• _Prompt_: Take every line from the material that has the word "later" in it.

• _Record extracts_:
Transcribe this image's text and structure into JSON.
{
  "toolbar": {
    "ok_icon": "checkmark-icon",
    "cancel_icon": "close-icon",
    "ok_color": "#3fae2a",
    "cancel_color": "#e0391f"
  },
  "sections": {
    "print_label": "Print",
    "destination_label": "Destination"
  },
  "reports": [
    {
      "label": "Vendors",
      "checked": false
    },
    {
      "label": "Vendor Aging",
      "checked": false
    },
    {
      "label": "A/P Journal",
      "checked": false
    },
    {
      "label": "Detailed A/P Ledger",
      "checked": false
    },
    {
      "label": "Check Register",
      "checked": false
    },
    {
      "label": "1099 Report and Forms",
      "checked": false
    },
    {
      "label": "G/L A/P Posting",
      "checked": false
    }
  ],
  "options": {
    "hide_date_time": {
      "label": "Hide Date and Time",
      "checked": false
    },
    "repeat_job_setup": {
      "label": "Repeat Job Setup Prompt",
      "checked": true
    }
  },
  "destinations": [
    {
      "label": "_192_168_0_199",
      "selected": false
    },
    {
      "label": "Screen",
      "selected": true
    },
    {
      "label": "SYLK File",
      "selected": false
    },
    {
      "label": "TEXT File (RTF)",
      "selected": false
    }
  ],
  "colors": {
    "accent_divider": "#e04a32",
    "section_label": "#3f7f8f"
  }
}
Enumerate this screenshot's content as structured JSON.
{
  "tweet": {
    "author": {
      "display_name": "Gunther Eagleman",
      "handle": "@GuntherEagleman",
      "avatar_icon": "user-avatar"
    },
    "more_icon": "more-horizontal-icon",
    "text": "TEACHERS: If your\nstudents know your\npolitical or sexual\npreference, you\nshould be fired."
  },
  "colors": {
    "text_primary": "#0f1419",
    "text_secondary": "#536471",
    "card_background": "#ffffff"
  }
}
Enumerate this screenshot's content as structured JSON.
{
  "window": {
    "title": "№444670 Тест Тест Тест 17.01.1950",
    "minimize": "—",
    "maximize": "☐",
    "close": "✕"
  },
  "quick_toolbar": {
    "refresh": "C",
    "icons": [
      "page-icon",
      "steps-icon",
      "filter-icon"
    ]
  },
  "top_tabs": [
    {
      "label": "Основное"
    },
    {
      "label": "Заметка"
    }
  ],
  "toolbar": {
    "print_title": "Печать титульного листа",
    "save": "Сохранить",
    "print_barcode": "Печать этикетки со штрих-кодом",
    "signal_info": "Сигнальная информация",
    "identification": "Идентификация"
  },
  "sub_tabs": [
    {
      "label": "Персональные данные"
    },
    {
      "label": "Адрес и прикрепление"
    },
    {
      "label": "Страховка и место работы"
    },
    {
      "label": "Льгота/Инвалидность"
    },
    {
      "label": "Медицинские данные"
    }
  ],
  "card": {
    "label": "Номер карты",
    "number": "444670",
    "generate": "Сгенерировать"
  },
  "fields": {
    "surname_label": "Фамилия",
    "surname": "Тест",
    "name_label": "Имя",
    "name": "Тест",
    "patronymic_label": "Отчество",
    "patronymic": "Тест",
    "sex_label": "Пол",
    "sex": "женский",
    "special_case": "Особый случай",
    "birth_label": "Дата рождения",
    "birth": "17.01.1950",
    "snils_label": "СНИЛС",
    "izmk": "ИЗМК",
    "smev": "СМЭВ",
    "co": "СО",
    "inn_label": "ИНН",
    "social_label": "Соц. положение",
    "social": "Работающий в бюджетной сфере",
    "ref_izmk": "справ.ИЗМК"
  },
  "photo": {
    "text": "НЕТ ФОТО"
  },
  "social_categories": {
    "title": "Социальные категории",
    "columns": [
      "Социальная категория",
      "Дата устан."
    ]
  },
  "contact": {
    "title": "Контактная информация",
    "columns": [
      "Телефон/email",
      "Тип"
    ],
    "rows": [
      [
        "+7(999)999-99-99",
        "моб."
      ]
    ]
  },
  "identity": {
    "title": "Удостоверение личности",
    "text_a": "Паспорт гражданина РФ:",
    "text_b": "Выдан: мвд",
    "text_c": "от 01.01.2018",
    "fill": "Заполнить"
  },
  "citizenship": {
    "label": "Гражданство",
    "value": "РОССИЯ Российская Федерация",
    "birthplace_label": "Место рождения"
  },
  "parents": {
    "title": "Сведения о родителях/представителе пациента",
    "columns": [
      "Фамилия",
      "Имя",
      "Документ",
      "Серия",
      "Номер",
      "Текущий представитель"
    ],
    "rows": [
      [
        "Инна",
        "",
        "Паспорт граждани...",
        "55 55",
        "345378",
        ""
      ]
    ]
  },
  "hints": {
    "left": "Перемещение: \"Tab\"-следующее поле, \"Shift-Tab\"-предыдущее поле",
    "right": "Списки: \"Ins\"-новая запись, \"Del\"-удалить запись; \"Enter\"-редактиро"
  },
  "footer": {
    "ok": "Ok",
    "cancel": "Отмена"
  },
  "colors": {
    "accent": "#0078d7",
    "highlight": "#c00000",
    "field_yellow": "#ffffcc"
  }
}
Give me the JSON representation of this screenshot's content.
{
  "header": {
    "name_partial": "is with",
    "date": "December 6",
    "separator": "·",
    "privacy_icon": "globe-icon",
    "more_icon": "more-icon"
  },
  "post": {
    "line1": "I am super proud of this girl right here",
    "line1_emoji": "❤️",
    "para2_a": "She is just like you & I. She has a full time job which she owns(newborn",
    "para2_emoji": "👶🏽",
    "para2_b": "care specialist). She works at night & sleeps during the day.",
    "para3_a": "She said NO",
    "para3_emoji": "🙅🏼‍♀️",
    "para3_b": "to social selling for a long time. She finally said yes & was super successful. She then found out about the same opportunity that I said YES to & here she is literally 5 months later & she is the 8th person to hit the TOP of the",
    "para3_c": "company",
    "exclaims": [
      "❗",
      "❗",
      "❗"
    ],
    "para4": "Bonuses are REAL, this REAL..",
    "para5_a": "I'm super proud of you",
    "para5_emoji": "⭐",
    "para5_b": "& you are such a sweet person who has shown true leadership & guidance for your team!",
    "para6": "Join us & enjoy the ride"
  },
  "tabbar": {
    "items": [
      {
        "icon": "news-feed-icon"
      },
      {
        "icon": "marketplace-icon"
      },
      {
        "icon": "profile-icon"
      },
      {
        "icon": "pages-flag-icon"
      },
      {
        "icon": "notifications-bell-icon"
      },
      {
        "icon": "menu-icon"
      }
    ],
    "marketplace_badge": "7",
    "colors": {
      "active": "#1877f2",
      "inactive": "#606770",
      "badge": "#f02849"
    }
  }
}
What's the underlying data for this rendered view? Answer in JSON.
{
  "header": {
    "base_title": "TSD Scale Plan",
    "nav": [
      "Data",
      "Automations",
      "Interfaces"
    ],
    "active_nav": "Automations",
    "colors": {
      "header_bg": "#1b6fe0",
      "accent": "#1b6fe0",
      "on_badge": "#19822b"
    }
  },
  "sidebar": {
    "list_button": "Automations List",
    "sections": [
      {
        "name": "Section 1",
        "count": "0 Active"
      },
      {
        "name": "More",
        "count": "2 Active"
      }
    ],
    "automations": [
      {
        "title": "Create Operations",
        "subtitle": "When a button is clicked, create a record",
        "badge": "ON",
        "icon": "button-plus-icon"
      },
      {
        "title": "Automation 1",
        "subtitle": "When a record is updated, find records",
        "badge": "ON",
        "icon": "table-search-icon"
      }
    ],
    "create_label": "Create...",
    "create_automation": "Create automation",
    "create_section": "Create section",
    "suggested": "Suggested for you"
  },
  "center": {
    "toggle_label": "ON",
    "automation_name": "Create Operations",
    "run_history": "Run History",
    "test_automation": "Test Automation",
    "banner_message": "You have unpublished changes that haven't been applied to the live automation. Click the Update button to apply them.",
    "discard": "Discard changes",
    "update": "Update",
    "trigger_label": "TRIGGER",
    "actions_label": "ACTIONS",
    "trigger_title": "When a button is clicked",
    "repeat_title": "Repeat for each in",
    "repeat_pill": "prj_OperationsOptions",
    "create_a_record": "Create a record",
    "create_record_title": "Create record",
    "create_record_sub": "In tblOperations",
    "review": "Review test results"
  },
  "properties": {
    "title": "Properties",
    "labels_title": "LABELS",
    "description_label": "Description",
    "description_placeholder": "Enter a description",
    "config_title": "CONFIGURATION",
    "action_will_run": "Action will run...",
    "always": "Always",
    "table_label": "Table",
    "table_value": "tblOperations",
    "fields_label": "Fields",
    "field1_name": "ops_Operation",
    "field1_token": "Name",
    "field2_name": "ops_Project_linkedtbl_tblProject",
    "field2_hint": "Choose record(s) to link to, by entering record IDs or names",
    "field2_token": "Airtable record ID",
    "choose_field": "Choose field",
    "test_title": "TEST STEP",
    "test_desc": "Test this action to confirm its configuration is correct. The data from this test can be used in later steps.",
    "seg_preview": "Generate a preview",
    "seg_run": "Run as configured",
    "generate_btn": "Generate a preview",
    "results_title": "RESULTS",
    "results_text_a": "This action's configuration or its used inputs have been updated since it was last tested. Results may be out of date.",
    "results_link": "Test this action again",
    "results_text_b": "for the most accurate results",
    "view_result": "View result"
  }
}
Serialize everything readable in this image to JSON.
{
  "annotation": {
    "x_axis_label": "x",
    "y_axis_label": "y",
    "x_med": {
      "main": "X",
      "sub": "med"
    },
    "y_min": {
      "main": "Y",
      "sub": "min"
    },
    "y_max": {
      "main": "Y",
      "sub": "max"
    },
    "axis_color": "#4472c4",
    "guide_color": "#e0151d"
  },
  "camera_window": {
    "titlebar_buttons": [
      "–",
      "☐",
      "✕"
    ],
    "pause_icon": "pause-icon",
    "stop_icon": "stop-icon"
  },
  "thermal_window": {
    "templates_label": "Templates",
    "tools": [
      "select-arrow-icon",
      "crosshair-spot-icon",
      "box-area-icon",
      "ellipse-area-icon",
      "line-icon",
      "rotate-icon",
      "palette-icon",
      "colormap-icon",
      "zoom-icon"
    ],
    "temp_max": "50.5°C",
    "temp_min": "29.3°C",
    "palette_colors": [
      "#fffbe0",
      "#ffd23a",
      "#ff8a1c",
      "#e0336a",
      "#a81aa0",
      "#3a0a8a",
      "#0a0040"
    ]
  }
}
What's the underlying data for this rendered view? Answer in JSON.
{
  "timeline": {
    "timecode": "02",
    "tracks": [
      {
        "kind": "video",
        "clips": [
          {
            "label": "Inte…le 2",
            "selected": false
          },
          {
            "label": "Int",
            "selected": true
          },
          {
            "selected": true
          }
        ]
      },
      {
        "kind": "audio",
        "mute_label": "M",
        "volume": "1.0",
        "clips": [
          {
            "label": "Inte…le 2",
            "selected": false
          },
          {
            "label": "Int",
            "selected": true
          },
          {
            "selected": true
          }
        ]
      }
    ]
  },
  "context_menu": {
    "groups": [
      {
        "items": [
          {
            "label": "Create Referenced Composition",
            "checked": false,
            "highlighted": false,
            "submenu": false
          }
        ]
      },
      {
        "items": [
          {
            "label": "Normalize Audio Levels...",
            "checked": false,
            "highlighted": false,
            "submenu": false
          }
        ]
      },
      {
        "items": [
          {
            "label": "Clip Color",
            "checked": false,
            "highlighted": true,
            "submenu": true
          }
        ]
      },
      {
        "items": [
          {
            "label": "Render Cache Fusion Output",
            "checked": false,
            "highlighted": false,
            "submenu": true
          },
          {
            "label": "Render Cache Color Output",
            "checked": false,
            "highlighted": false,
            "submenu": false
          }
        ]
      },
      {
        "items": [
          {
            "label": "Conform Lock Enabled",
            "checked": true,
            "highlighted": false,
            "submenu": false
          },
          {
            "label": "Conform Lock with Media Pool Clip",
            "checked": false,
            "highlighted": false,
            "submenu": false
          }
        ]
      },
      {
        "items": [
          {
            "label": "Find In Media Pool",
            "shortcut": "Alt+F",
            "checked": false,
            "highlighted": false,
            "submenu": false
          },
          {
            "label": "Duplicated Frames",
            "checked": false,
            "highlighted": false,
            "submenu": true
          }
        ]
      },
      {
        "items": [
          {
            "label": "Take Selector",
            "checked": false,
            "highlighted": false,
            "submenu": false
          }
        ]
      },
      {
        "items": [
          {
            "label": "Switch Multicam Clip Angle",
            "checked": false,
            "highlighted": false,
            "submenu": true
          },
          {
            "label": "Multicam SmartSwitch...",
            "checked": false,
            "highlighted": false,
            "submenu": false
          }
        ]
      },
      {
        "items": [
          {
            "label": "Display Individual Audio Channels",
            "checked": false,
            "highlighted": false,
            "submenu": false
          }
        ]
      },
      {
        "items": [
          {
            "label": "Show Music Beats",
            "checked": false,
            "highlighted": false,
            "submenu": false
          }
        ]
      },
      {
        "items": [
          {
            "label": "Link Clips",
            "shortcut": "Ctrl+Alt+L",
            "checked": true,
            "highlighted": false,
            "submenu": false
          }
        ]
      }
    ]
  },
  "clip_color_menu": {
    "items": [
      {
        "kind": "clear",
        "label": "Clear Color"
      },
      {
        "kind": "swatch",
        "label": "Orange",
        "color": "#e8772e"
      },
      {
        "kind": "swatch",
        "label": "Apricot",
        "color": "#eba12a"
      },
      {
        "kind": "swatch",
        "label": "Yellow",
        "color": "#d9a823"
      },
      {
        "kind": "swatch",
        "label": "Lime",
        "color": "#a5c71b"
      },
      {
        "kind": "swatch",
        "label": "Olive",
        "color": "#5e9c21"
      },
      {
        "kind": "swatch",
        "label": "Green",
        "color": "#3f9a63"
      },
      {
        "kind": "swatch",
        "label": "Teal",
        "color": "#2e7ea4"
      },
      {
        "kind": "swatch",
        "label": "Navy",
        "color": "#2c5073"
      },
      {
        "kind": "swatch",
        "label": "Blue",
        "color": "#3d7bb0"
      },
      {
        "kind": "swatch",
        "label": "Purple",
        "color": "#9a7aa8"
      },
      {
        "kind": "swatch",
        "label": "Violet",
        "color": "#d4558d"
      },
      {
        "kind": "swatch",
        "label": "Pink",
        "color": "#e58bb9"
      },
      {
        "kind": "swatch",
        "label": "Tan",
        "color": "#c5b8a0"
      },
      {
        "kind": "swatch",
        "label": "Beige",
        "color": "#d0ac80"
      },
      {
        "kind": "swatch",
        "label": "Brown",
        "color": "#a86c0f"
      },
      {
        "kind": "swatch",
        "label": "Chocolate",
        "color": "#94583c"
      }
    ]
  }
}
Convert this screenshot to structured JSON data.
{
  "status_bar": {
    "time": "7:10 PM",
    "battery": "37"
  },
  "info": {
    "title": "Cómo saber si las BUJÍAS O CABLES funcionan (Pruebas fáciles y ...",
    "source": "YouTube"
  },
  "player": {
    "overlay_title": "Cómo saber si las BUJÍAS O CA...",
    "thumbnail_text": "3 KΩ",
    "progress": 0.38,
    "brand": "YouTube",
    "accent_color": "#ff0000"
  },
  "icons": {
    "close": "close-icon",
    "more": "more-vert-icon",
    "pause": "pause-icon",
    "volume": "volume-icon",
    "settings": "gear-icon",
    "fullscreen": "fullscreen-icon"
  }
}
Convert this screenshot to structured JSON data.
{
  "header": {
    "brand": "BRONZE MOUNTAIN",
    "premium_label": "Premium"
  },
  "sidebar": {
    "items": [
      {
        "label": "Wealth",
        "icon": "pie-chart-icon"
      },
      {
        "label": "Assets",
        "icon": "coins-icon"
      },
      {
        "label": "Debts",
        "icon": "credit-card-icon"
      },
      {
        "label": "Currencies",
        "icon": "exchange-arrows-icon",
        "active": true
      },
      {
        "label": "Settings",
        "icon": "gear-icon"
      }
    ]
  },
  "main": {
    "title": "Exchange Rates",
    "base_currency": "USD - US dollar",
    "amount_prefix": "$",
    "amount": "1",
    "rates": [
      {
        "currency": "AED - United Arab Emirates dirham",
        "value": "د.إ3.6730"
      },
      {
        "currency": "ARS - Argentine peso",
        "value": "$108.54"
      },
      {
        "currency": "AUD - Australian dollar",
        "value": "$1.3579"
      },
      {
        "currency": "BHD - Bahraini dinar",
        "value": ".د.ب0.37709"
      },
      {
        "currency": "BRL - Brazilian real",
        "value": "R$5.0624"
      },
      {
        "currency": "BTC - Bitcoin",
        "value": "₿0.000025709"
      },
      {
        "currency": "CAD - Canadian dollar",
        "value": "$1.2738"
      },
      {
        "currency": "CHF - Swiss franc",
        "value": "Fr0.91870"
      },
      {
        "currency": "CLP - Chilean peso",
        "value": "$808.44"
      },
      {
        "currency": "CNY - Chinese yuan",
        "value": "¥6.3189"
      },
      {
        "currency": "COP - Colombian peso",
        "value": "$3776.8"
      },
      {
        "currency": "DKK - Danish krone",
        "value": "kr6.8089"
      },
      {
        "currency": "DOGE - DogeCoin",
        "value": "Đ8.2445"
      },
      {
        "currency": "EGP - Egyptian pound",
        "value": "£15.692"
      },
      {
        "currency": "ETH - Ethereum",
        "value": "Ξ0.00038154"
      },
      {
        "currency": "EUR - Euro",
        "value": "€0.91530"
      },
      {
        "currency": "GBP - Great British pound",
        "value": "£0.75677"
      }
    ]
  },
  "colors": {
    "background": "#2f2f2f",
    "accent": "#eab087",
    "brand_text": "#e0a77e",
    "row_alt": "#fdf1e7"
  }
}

• _Response to the task_:
    "para3_b": "to social selling for a long time. She finally said yes & was super successful. She then found out about the same opportunity that I said YES to & here she is literally 5 months later & she is the 8th person to hit the TOP of the",
    "test_desc": "Test this action to confirm its configuration is correct. The data from this test can be used in later steps.",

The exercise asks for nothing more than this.